Segment Start: SUPPLIED INFORMATION
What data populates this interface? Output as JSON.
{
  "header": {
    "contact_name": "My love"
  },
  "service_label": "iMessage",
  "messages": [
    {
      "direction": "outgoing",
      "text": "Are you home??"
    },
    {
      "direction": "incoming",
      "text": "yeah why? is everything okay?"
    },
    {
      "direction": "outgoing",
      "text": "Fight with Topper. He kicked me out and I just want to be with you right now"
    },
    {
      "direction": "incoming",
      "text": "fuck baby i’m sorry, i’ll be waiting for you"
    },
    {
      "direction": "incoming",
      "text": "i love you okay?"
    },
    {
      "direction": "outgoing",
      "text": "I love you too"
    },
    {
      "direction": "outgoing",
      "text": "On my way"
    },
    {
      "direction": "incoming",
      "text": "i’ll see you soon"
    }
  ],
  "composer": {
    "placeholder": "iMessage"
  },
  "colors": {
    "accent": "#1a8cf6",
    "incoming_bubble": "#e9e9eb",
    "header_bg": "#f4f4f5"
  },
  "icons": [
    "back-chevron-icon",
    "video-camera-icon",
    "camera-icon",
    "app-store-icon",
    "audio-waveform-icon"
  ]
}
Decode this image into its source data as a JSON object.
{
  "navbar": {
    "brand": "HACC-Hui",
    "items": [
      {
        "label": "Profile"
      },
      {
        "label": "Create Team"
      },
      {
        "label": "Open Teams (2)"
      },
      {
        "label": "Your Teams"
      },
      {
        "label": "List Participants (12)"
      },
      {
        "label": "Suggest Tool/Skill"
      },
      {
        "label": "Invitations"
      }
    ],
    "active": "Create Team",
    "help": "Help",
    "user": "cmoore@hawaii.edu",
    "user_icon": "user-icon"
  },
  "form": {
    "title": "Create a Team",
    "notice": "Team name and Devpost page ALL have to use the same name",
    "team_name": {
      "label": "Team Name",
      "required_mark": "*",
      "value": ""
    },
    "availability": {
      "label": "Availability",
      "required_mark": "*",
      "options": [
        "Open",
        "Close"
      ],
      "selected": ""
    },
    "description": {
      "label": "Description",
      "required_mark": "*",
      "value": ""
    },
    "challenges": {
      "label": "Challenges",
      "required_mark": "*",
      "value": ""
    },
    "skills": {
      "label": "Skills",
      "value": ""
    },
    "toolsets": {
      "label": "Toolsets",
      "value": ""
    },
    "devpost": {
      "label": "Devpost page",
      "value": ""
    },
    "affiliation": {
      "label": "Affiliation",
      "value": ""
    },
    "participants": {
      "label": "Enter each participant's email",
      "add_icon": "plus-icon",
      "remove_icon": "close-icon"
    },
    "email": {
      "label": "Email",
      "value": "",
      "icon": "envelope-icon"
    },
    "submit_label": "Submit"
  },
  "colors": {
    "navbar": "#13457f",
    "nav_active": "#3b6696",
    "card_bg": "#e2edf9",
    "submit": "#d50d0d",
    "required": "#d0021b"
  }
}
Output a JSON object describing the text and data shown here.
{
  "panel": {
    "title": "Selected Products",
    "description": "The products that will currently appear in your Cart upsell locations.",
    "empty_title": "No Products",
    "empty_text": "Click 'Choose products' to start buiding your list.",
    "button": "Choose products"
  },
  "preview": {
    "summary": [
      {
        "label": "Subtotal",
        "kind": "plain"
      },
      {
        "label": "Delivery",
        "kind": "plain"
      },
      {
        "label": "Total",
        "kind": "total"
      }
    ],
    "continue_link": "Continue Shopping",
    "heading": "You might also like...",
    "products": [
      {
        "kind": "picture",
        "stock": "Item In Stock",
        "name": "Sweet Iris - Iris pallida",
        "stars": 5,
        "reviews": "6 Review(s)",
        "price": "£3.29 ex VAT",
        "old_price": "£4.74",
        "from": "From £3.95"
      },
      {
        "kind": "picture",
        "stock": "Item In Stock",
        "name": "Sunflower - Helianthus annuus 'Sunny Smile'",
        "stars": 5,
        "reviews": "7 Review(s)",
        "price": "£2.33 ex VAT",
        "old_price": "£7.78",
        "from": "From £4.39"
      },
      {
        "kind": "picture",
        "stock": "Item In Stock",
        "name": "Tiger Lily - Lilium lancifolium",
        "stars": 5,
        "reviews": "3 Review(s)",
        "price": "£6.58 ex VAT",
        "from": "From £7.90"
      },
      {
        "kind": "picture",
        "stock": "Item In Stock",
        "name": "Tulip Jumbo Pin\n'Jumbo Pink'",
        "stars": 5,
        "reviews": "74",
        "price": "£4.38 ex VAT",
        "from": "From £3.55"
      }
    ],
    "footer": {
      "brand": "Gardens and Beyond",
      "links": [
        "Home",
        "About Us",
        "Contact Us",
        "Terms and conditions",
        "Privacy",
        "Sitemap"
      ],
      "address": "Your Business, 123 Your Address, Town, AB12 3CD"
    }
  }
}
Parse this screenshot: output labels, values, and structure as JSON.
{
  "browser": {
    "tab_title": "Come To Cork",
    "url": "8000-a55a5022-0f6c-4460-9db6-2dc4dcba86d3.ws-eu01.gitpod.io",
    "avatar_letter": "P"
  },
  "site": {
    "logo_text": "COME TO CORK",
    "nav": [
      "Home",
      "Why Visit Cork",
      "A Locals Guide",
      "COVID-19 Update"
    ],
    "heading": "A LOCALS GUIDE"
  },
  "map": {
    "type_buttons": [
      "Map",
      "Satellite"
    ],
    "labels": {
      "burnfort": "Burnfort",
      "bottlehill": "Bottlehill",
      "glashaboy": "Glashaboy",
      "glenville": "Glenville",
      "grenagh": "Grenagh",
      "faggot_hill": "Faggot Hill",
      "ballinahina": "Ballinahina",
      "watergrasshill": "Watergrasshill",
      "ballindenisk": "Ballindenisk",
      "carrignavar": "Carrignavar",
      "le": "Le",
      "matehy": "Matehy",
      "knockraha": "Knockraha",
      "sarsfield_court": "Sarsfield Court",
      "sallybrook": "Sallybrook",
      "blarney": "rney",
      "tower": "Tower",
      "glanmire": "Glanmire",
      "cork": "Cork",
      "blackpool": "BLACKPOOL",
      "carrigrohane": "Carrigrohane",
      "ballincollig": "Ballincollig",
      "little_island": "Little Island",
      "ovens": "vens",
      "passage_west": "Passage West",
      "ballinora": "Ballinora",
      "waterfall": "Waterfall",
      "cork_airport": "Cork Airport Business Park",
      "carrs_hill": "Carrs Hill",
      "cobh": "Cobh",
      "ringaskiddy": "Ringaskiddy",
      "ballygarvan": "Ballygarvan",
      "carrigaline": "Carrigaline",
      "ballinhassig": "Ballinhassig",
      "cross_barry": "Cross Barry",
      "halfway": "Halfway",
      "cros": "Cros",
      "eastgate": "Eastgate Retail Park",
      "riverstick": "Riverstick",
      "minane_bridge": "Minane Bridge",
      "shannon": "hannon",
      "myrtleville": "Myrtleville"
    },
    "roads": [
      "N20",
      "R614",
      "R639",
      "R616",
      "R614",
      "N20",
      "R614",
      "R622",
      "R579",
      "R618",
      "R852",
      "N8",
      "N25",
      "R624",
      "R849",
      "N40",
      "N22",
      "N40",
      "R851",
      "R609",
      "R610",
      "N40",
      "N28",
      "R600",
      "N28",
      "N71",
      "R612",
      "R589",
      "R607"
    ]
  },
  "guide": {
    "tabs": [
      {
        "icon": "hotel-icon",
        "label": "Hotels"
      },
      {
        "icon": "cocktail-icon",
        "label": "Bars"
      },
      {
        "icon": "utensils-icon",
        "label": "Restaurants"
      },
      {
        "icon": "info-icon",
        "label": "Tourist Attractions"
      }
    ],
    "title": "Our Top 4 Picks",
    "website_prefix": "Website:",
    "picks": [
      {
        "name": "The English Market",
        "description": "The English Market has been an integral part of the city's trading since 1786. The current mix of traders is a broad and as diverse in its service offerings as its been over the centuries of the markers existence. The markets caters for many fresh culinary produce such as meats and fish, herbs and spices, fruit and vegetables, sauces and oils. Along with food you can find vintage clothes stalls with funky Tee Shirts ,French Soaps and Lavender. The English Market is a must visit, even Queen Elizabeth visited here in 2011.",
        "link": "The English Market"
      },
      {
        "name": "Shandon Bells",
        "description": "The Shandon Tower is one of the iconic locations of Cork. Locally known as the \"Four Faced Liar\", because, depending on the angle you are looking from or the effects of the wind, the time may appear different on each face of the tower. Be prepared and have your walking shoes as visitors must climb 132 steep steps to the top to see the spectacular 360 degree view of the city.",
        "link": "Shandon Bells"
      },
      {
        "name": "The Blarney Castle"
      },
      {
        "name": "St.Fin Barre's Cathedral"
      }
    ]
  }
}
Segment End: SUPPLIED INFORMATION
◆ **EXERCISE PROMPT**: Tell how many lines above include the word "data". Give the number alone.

◆ **EXPECTED OUTPUT**: 3